David Steinberg’s Los Angeles Times crossword
I love this theme—it’s a riff on the vowel progression theme, but with the vowel sound changing rather than the letter. The last word of each theme answer is the relevant part:
- 17a. [Food Network's "Throwdown!" host], BOBBY FLAY. F, L, long A sound.
- 24a. ['60s song about an insect who "hid / Inside a doggie from Madrid"], SPANISH FLEA. Long E.
- 41a. [1996 R. Kelly hit], I BELIEVE I CAN FLY. Long I.
- 51a. [Difference between money coming in and money being spent], NET CASH FLOW. Long O.
- 66a. [Contagious dog malady], CANINE FLU. Long U. I have never, ever heard of canine flu, though it’s been around for 40 years.
So that’s a nice twist on a familiar theme type, and although NET CASH FLOW is a little boring, it’s better than Enya’s ORINOCO FLOW being elevated to theme-entry status.
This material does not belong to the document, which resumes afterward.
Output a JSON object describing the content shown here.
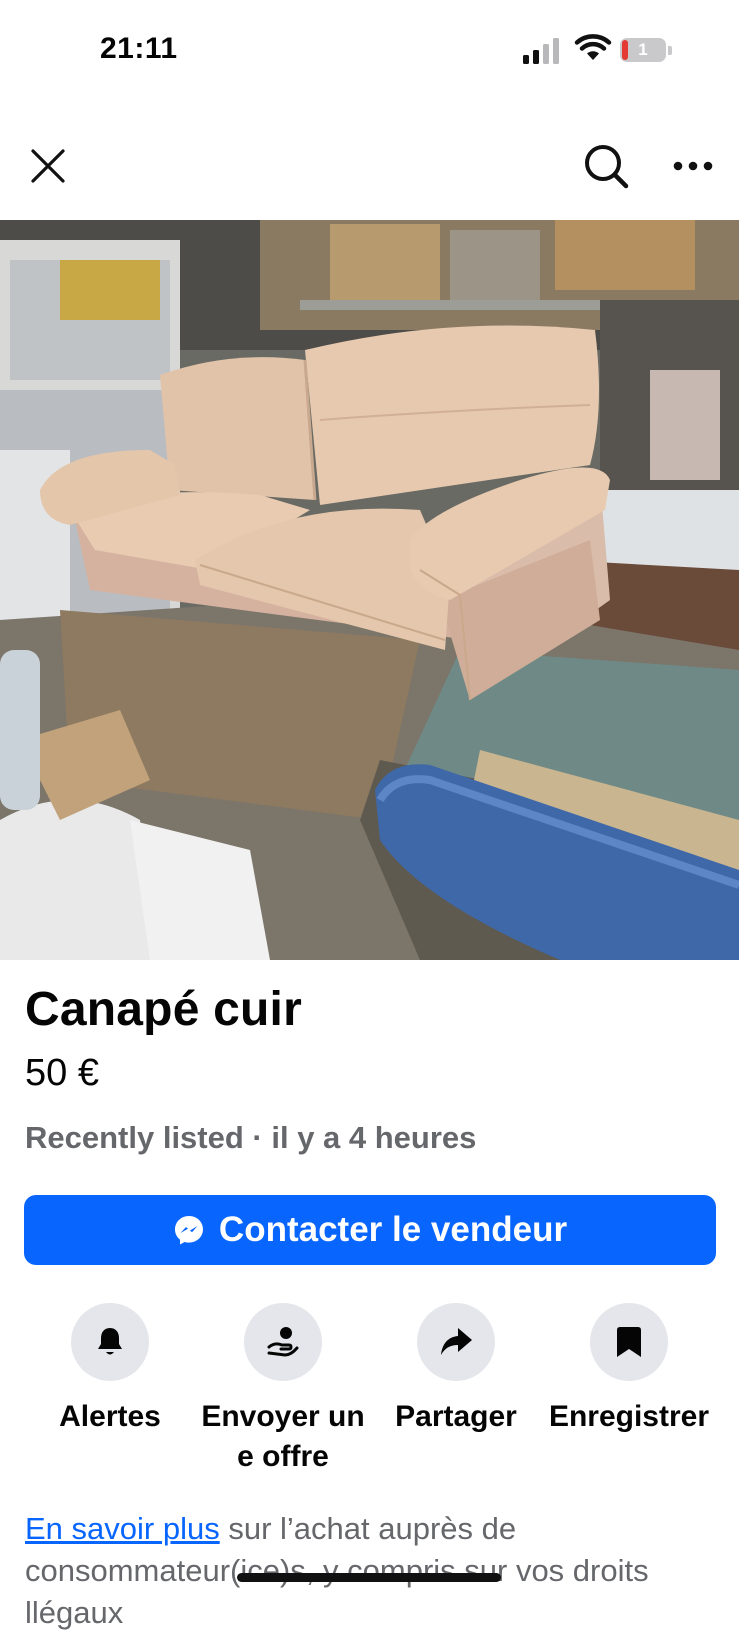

Other good bits include CHUMMY, MILEY CYRUS (look at that quaint old clue, [Hannah Montana portrayer]—no twerking, no nudity, no obvious tongue), and … those were the main standouts for me, but the fill was solid and didn’t have me scowling. Actually, YMA would have evoked a scowl if I’d seen it while solving, but I didn’t.
Four stars from me, with fondness for the thematic freshness and variety.